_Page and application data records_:
----

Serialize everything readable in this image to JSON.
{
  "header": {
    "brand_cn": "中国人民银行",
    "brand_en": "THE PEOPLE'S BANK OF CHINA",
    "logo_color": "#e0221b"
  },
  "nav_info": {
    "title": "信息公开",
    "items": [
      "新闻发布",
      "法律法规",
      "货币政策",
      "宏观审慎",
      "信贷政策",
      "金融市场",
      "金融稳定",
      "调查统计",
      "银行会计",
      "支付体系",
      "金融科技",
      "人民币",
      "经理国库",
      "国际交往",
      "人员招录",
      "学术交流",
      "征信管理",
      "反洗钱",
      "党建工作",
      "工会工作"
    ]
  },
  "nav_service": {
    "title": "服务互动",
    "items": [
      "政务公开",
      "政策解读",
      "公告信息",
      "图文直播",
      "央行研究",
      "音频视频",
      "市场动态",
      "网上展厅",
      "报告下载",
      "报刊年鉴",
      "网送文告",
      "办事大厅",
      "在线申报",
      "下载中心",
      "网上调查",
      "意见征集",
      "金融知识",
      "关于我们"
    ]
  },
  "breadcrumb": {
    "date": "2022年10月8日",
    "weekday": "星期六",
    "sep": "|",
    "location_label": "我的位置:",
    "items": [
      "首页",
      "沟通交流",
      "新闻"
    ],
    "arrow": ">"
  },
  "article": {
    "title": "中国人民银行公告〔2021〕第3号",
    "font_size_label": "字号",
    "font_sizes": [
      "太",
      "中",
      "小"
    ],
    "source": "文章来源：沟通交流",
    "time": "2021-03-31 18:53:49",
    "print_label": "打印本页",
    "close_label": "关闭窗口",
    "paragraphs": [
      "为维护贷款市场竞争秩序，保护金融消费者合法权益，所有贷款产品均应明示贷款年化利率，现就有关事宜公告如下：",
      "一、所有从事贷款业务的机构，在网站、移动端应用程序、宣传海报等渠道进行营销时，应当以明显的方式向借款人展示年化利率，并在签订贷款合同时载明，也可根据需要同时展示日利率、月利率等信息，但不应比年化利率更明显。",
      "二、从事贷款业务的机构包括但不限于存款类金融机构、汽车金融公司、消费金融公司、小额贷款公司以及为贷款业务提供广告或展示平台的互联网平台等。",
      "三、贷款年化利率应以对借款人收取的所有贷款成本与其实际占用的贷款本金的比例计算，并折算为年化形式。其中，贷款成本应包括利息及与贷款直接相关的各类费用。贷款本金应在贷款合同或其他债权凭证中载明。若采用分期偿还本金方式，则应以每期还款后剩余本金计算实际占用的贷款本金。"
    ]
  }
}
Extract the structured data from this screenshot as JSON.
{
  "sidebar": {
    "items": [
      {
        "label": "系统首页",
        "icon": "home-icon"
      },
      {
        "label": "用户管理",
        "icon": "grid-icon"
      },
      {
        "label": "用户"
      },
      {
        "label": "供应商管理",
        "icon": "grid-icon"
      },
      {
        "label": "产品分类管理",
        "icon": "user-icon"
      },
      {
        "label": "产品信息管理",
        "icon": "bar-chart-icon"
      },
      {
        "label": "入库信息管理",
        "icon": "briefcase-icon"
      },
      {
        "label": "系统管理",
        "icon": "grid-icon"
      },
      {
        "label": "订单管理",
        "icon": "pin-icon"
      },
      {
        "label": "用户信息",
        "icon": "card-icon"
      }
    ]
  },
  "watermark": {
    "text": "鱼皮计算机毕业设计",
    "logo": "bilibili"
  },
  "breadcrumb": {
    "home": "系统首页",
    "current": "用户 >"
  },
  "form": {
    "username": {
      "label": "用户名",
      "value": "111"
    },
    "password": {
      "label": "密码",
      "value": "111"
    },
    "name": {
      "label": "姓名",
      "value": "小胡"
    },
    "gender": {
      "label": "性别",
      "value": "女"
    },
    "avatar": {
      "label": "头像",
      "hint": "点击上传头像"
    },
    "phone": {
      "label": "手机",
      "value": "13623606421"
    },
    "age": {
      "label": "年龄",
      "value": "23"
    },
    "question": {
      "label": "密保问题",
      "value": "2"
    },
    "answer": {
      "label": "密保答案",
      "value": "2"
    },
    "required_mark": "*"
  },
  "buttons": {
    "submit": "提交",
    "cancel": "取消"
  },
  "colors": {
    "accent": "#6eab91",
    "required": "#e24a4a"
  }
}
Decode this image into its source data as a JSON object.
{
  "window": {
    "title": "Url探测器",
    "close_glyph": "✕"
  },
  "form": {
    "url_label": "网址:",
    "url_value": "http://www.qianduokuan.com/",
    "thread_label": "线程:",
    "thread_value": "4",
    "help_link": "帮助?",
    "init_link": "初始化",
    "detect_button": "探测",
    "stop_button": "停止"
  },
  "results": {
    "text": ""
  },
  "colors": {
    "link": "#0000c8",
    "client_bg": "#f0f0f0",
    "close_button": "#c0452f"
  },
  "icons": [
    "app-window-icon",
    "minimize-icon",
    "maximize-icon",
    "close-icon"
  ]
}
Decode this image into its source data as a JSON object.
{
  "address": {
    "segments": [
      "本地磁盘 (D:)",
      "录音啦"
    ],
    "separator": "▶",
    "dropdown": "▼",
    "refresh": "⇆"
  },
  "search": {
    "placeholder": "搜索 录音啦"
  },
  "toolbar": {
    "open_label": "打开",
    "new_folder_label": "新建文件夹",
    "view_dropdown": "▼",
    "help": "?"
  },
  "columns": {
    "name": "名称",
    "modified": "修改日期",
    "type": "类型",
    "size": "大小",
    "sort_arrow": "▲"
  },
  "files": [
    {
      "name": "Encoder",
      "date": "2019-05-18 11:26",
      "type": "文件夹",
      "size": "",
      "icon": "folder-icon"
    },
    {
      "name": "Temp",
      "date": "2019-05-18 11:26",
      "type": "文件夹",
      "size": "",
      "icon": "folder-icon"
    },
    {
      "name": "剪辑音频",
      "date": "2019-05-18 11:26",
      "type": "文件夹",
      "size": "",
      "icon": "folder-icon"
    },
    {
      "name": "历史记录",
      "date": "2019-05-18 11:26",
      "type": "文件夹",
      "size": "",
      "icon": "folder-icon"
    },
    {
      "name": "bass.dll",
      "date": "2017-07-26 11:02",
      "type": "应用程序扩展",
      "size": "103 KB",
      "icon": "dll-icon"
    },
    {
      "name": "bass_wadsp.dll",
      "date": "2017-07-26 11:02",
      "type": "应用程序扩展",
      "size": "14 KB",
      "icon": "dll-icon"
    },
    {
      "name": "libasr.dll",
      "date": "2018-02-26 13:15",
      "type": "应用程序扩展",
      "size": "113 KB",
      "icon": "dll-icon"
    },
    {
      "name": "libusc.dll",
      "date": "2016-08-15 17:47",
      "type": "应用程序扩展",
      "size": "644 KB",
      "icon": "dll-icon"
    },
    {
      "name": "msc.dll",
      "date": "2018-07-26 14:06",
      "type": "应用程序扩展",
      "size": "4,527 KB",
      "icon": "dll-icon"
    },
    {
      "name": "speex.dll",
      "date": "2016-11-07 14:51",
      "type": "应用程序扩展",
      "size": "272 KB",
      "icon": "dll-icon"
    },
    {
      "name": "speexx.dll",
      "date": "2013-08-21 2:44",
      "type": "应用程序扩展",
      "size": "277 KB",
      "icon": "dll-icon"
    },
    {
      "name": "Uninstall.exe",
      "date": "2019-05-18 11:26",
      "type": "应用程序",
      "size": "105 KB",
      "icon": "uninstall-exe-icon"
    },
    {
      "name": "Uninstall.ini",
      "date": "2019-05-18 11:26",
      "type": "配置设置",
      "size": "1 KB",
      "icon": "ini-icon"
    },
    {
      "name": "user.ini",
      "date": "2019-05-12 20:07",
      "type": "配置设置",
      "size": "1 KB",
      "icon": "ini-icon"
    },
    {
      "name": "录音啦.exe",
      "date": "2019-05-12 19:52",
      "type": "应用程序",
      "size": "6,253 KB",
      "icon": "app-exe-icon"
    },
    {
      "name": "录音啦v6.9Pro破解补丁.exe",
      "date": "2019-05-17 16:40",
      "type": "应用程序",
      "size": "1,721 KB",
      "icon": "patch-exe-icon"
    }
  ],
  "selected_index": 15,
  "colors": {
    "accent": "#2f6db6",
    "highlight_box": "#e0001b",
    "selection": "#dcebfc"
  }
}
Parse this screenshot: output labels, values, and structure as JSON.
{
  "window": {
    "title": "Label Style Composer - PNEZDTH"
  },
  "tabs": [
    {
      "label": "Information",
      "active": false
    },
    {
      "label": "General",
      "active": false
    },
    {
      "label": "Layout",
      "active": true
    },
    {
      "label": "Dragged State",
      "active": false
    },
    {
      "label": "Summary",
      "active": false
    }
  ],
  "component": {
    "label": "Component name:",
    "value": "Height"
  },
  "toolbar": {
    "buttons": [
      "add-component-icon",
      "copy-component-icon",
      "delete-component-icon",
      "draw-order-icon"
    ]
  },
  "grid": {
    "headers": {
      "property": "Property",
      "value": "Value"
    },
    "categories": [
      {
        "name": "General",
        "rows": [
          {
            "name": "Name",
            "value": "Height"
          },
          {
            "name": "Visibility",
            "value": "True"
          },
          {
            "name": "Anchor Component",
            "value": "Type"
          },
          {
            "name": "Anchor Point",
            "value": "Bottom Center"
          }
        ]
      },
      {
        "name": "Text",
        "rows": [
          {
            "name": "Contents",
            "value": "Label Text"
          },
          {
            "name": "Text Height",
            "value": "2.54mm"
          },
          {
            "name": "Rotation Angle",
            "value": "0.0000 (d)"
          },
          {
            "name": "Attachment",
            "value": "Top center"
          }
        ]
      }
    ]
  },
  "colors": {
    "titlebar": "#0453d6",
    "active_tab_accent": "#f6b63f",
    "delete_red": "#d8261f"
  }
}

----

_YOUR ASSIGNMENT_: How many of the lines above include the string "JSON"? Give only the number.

_TASK RESPONSE_: 5